Directed by Anna Rose Holmer.
Starring Royalty Hightower, Alexis Neblett, Da’Sean Minor, Lauren Gibson, Makyla Burnam, Inayah Rodgers, and Antonio A.B. Grant Jr.
11 year old Toni becomes enamored with a dance troupe called the Lionesses across the hall from the boxing gym she trains in with her older brother. After joining, she finds herself among trouble as the girls start to suffer from violent fits.
“Many sequences were about telling stories through movement and body motion” says Anna Rose Holmer during our recent chat about The Fits [read the interview here]. Having tracked its progress and ultimately its success for a number of months, I was very pleased to talk with the director and co-writer, Holmer about her debut feature and even more happy to finally catch up with it myself.
True to what was said, the camera is often static as the action unfolds on-screen, whether it be playing out a dance piece or watching Toni train, this allows you to absorb both disciplines in a similar sense. The Fits isn’t a dialogue heavy piece, favouring short interactions between characters and using other means to communicate to the audience. Most of the events are shown from Toni, nicknamed “Guns” due to her boxing training looking from the outside in. When the fits start occurring, Toni doesn’t have any answers and therefore neither do we.

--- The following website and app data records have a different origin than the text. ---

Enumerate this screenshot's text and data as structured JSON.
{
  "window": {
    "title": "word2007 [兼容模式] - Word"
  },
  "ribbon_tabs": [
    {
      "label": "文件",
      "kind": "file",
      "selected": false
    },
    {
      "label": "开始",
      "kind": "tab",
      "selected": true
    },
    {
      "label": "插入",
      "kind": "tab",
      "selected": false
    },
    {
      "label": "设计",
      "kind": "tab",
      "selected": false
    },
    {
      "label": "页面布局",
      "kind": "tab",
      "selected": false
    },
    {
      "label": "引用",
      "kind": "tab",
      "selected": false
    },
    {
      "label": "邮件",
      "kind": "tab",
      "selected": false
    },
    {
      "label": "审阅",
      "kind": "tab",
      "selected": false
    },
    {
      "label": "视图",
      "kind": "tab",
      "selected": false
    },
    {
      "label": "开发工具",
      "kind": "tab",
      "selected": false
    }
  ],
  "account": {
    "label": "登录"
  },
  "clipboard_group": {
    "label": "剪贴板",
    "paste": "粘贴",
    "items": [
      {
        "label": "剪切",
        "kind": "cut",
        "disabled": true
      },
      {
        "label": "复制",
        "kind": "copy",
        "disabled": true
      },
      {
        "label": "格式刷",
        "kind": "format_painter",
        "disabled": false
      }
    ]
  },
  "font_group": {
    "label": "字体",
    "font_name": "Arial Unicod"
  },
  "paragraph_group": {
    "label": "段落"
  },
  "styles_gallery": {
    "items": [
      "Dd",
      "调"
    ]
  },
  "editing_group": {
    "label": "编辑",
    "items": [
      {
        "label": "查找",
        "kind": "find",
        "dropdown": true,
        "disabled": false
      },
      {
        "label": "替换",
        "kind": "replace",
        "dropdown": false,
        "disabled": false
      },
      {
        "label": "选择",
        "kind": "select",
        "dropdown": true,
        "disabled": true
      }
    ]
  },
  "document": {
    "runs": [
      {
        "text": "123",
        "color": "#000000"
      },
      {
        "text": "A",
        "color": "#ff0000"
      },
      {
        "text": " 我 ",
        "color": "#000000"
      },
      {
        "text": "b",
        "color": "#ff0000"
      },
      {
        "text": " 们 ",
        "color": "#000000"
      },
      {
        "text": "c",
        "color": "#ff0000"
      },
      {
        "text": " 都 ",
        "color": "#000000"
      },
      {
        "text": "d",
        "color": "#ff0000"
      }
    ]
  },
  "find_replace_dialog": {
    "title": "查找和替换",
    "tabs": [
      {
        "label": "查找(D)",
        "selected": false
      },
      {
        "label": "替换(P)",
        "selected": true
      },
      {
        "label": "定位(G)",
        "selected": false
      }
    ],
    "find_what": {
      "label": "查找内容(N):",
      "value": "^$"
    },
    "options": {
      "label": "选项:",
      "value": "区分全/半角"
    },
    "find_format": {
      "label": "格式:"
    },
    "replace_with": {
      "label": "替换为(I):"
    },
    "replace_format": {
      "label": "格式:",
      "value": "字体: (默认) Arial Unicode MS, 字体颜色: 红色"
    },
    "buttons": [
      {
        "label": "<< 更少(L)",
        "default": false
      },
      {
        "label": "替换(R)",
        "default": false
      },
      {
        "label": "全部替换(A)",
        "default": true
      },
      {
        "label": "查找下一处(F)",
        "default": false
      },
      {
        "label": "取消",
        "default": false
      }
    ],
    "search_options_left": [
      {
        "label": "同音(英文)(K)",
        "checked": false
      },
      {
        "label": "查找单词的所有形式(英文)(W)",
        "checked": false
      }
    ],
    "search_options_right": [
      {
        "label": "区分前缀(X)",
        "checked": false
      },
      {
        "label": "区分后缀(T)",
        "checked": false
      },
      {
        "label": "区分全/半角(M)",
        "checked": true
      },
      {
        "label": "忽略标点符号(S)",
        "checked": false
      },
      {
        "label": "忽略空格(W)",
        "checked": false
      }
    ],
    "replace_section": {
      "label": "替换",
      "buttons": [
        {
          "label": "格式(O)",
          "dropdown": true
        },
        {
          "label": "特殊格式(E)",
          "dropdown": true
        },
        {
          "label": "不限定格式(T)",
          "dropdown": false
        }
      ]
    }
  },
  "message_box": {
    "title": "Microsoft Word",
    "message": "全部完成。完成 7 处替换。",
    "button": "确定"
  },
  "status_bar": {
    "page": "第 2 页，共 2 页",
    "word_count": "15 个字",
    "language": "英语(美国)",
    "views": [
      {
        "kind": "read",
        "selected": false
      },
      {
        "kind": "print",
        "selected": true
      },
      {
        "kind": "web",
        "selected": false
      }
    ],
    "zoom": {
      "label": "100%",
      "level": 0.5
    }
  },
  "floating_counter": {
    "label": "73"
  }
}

The fluid aspect of the storytelling works well alongside the dance pieces as a scene will create this sense of unease, which is heightened by the score and we become as rigid as Toni is watching. The Fits has this youthful and lively sense to its characters and plays them, not as all knowing vehicles for exposition but merely as kids wrapped up in this mysterious and seemingly dangerous situation.
The performance from Royalty Hightower deserves praise as she portrays many emotions with looks and to a certain degree her breathing rather than words, complementing the feature as a whole. You never really know if she is reserved in order to collect information around her similar to what a boxer would do in the ring or is just naturally reserved. Threat and innocence combine here to make a captivating watch, never really knowing what’s next gives the movie a real edge and places you in the shoes of Toni as she, herself tries to make sense of what is happening.
A movie that won’t be to everyone’s taste, it’s deliberately paced and although I enjoyed the fact its conclusion wasn’t a neatly tied bow, others may not. You’ll probably have to seek out the movie at your local independent movie theatre in order to see it but as Holmer said in the interview, “this is a movie that needs champions and needs word of mouth to grow.”
Flickering Myth Rating – Film: ★ ★ ★ ★ / Movie: ★ ★ ★